Directions for this task: Identify each line below that contains the word "phones", and copy it out.
┌──
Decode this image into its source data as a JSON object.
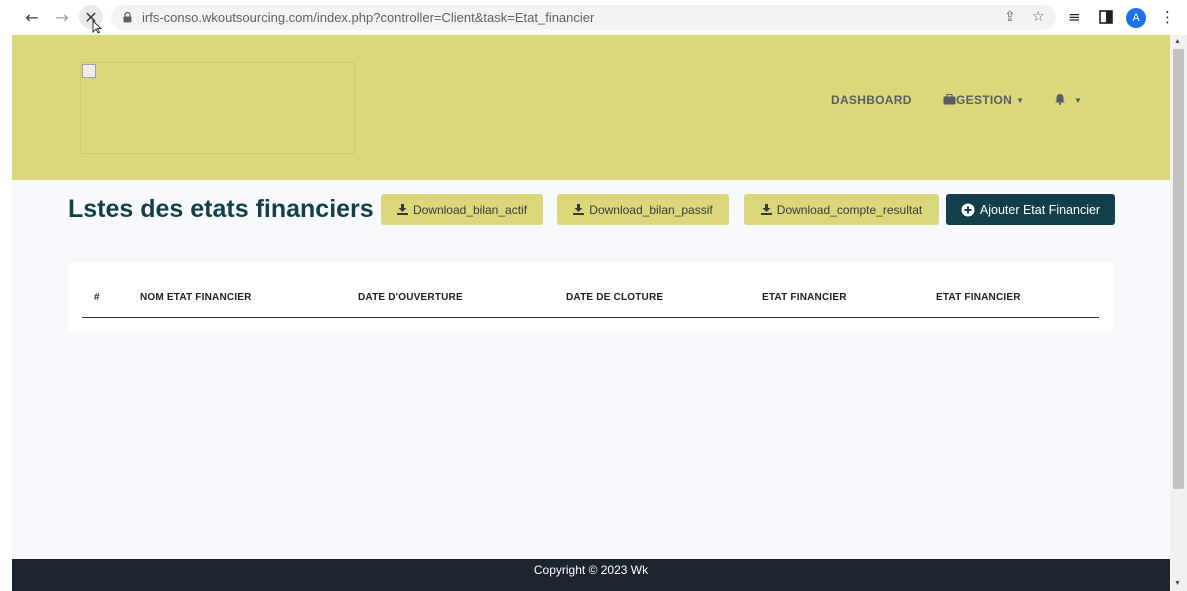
{
  "browser": {
    "url": "irfs-conso.wkoutsourcing.com/index.php?controller=Client&task=Etat_financier",
    "avatar_letter": "A"
  },
  "navbar": {
    "dashboard_label": "DASHBOARD",
    "gestion_label": "GESTION"
  },
  "page": {
    "title": "Lstes des etats financiers"
  },
  "actions": {
    "download_bilan_actif": "Download_bilan_actif",
    "download_bilan_passif": "Download_bilan_passif",
    "download_compte_resultat": "Download_compte_resultat",
    "add_label": "Ajouter Etat Financier"
  },
  "table": {
    "columns": [
      "#",
      "NOM ETAT FINANCIER",
      "DATE D'OUVERTURE",
      "DATE DE CLOTURE",
      "ETAT FINANCIER",
      "ETAT FINANCIER"
    ]
  },
  "footer": {
    "copyright": "Copyright © 2023 Wk"
  },
  "colors": {
    "header_bg": "#dbd87c",
    "primary": "#123f49",
    "footer_bg": "#1c252e",
    "page_bg": "#f8f9fc"
  }
}
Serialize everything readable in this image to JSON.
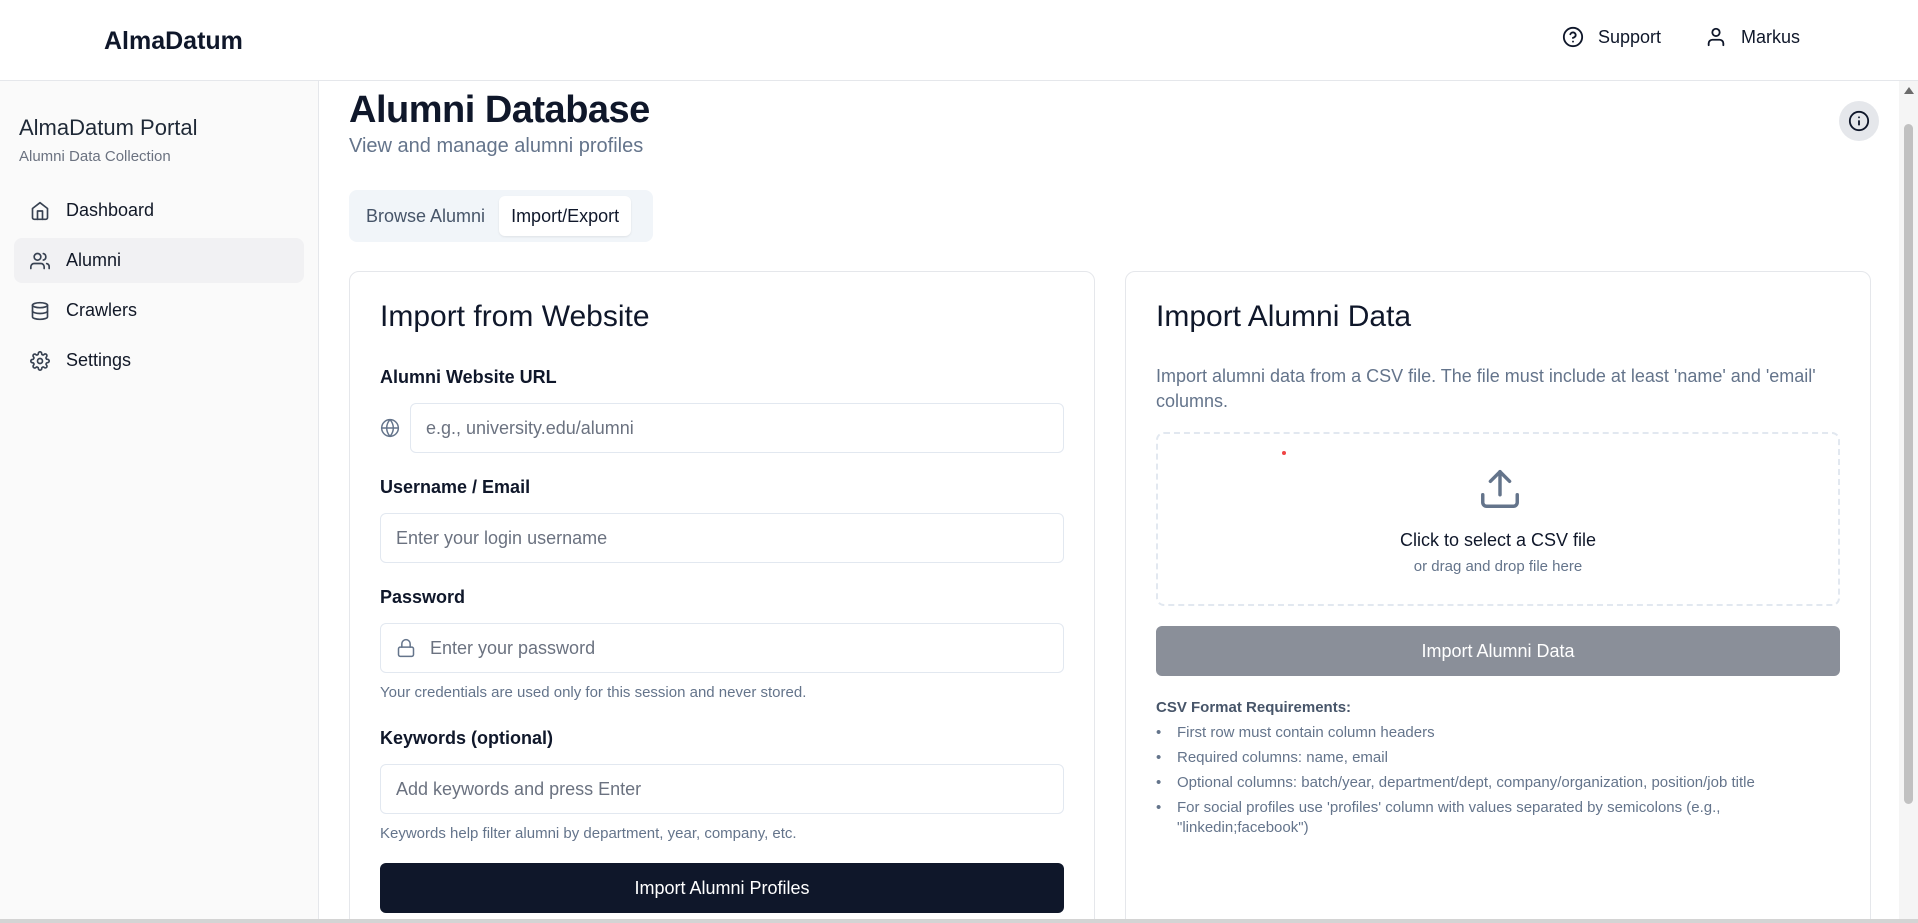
{
  "header": {
    "brand": "AlmaDatum",
    "support_label": "Support",
    "user_name": "Markus",
    "support_icon": "help-circle-icon",
    "user_icon": "user-icon"
  },
  "sidebar": {
    "title": "AlmaDatum Portal",
    "subtitle": "Alumni Data Collection",
    "items": [
      {
        "label": "Dashboard",
        "icon": "home-icon",
        "active": false
      },
      {
        "label": "Alumni",
        "icon": "users-icon",
        "active": true
      },
      {
        "label": "Crawlers",
        "icon": "database-icon",
        "active": false
      },
      {
        "label": "Settings",
        "icon": "gear-icon",
        "active": false
      }
    ]
  },
  "main": {
    "title": "Alumni Database",
    "subtitle": "View and manage alumni profiles",
    "tabs": [
      {
        "label": "Browse Alumni",
        "active": false
      },
      {
        "label": "Import/Export",
        "active": true
      }
    ]
  },
  "import_website": {
    "title": "Import from Website",
    "url_label": "Alumni Website URL",
    "url_placeholder": "e.g., university.edu/alumni",
    "username_label": "Username / Email",
    "username_placeholder": "Enter your login username",
    "password_label": "Password",
    "password_placeholder": "Enter your password",
    "credentials_hint": "Your credentials are used only for this session and never stored.",
    "keywords_label": "Keywords (optional)",
    "keywords_placeholder": "Add keywords and press Enter",
    "keywords_hint": "Keywords help filter alumni by department, year, company, etc.",
    "submit_label": "Import Alumni Profiles"
  },
  "import_csv": {
    "title": "Import Alumni Data",
    "description": "Import alumni data from a CSV file. The file must include at least 'name' and 'email' columns.",
    "dropzone_title": "Click to select a CSV file",
    "dropzone_sub": "or drag and drop file here",
    "submit_label": "Import Alumni Data",
    "requirements_title": "CSV Format Requirements:",
    "requirements": [
      "First row must contain column headers",
      "Required columns: name, email",
      "Optional columns: batch/year, department/dept, company/organization, position/job title",
      "For social profiles use 'profiles' column with values separated by semicolons (e.g., \"linkedin;facebook\")"
    ]
  },
  "colors": {
    "primary": "#0f172a",
    "disabled": "#8a8f99",
    "muted_text": "#64748b",
    "active_nav": "#f1f1f3"
  }
}
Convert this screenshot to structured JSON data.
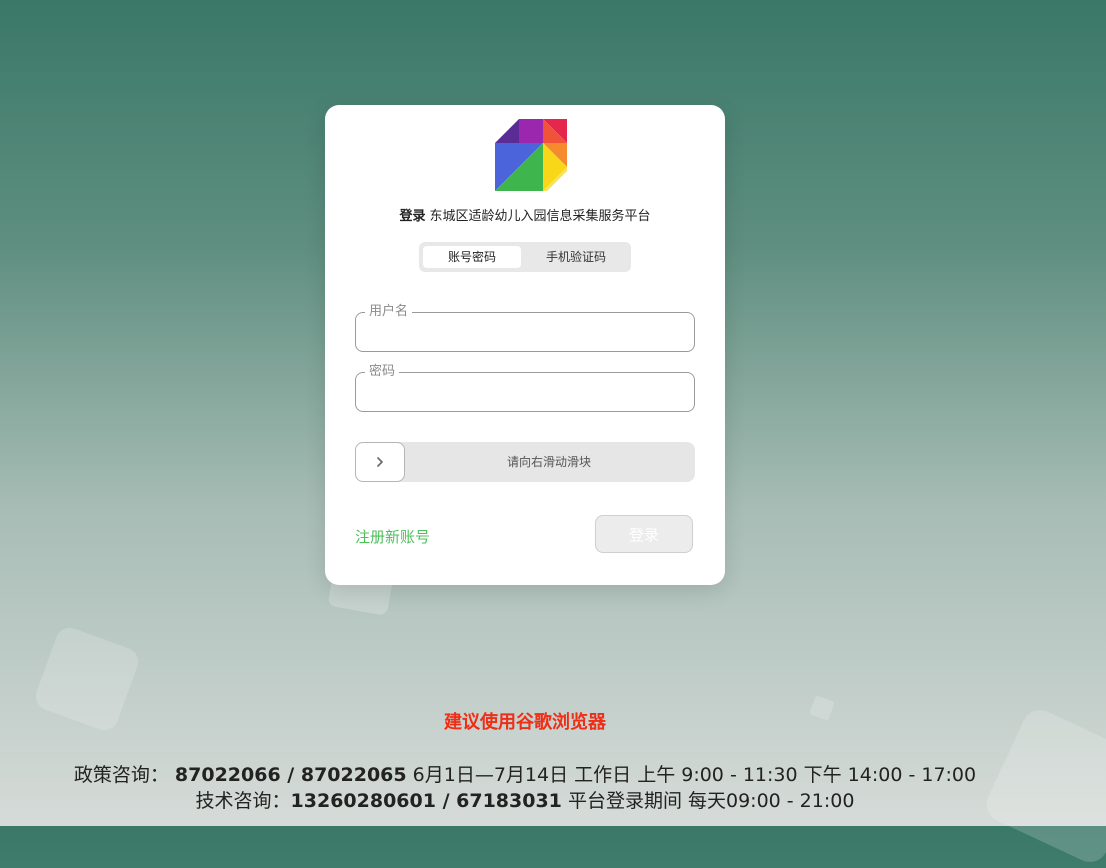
{
  "login": {
    "heading_bold": "登录",
    "heading_title": "东城区适龄幼儿入园信息采集服务平台",
    "tabs": [
      {
        "label": "账号密码",
        "active": true
      },
      {
        "label": "手机验证码",
        "active": false
      }
    ],
    "username": {
      "label": "用户名",
      "value": ""
    },
    "password": {
      "label": "密码",
      "value": ""
    },
    "slider": {
      "text": "请向右滑动滑块",
      "icon": "chevron-right-icon"
    },
    "register_link": "注册新账号",
    "login_button": "登录"
  },
  "footer": {
    "browser_tip": "建议使用谷歌浏览器",
    "policy": {
      "label": "政策咨询：",
      "phones": "87022066 / 87022065",
      "hours": "6月1日—7月14日 工作日 上午 9:00 - 11:30 下午 14:00 - 17:00"
    },
    "tech": {
      "label": "技术咨询：",
      "phones": "13260280601 / 67183031",
      "hours": "平台登录期间 每天09:00 - 21:00"
    }
  },
  "colors": {
    "accent_green": "#4fbf5c",
    "tip_red": "#ee2e17",
    "bg_top": "#3a7867",
    "bg_bottom": "#d6dbd8"
  }
}
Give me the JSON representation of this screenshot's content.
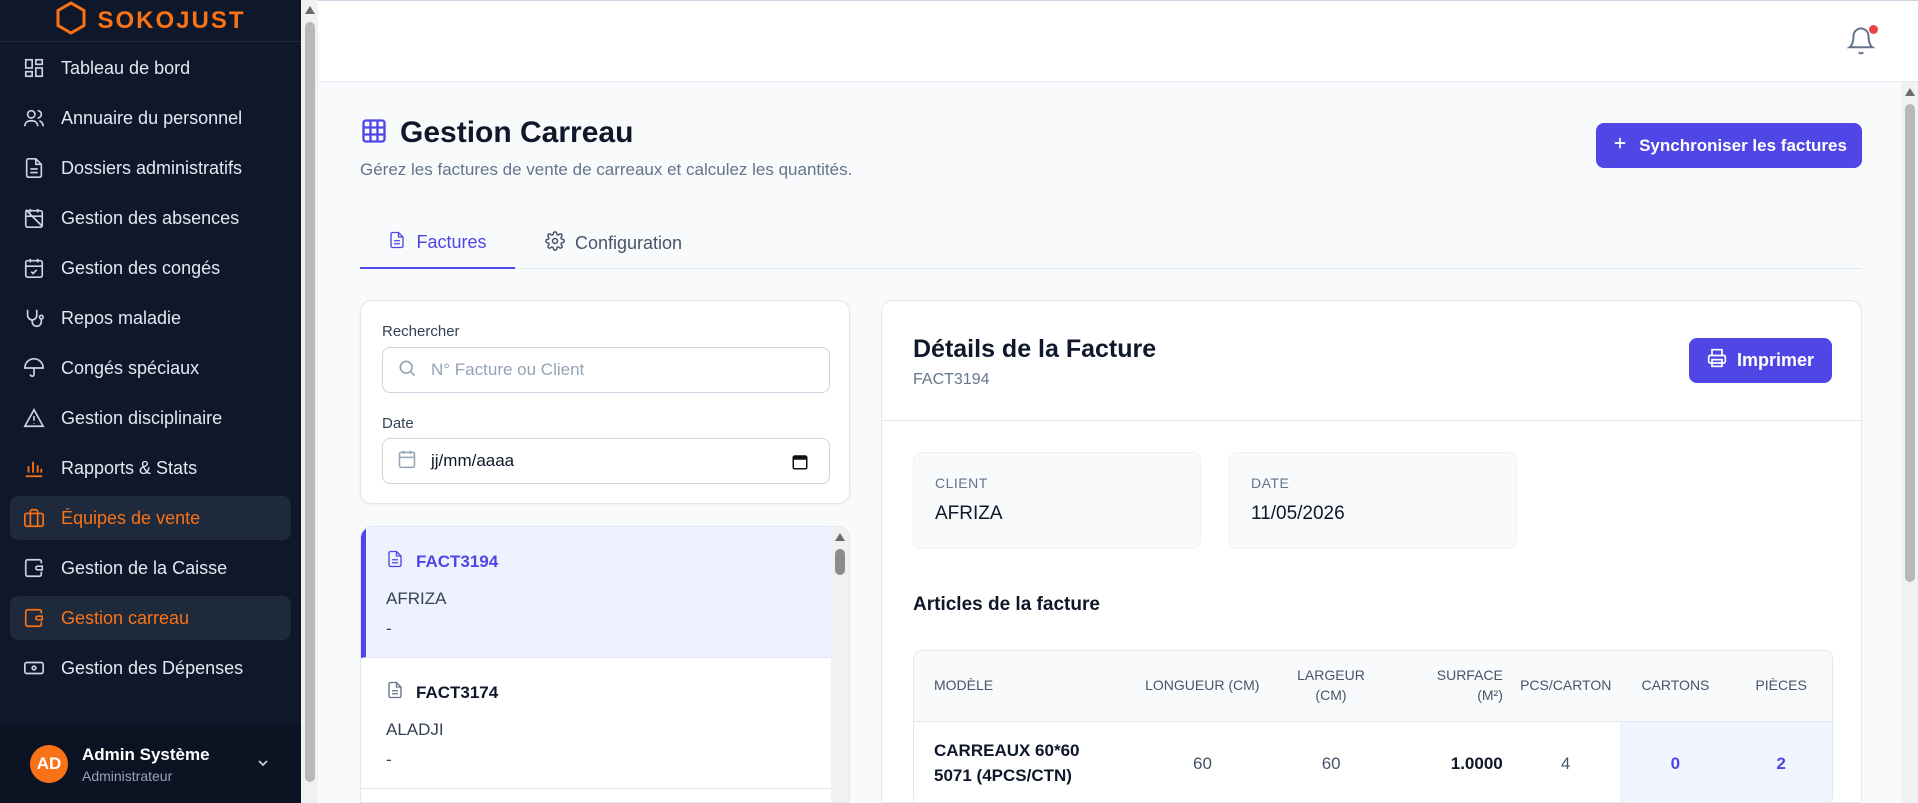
{
  "brand": {
    "name": "SOKOJUST",
    "color": "#f97316"
  },
  "sidebar": {
    "items": [
      {
        "label": "Tableau de bord",
        "icon": "dashboard-icon"
      },
      {
        "label": "Annuaire du personnel",
        "icon": "users-icon"
      },
      {
        "label": "Dossiers administratifs",
        "icon": "file-icon"
      },
      {
        "label": "Gestion des absences",
        "icon": "calendar-off-icon"
      },
      {
        "label": "Gestion des congés",
        "icon": "calendar-check-icon"
      },
      {
        "label": "Repos maladie",
        "icon": "stethoscope-icon"
      },
      {
        "label": "Congés spéciaux",
        "icon": "umbrella-icon"
      },
      {
        "label": "Gestion disciplinaire",
        "icon": "warning-icon"
      },
      {
        "label": "Rapports & Stats",
        "icon": "bar-chart-icon"
      },
      {
        "label": "Équipes de vente",
        "icon": "briefcase-icon"
      },
      {
        "label": "Gestion de la Caisse",
        "icon": "wallet-icon"
      },
      {
        "label": "Gestion carreau",
        "icon": "wallet-icon"
      },
      {
        "label": "Gestion des Dépenses",
        "icon": "banknote-icon"
      }
    ]
  },
  "user": {
    "initials": "AD",
    "name": "Admin Système",
    "role": "Administrateur"
  },
  "header": {
    "title": "Gestion Carreau",
    "subtitle": "Gérez les factures de vente de carreaux et calculez les quantités.",
    "sync_label": "Synchroniser les factures"
  },
  "tabs": [
    {
      "label": "Factures",
      "active": true
    },
    {
      "label": "Configuration",
      "active": false
    }
  ],
  "filters": {
    "search_label": "Rechercher",
    "search_placeholder": "N° Facture ou Client",
    "date_label": "Date",
    "date_value": "jj/mm/aaaa"
  },
  "invoices": [
    {
      "id": "FACT3194",
      "client": "AFRIZA",
      "extra": "-",
      "selected": true
    },
    {
      "id": "FACT3174",
      "client": "ALADJI",
      "extra": "-",
      "selected": false
    }
  ],
  "details": {
    "title": "Détails de la Facture",
    "invoice_id": "FACT3194",
    "print_label": "Imprimer",
    "client_label": "CLIENT",
    "client_value": "AFRIZA",
    "date_label": "DATE",
    "date_value": "11/05/2026",
    "articles_title": "Articles de la facture",
    "columns": [
      "MODÈLE",
      "LONGUEUR (CM)",
      "LARGEUR (CM)",
      "SURFACE (M²)",
      "PCS/CARTON",
      "CARTONS",
      "PIÈCES"
    ],
    "rows": [
      {
        "model": "CARREAUX 60*60 5071 (4PCS/CTN)",
        "longueur": "60",
        "largeur": "60",
        "surface": "1.0000",
        "pcs_carton": "4",
        "cartons": "0",
        "pieces": "2"
      }
    ]
  },
  "colors": {
    "accent": "#4f46e5",
    "sidebar_bg": "#0f172a",
    "orange": "#f97316",
    "notification": "#ef4444"
  }
}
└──
Answer section:
      "phones": "87022066 / 87022065",
      "phones": "13260280601 / 67183031",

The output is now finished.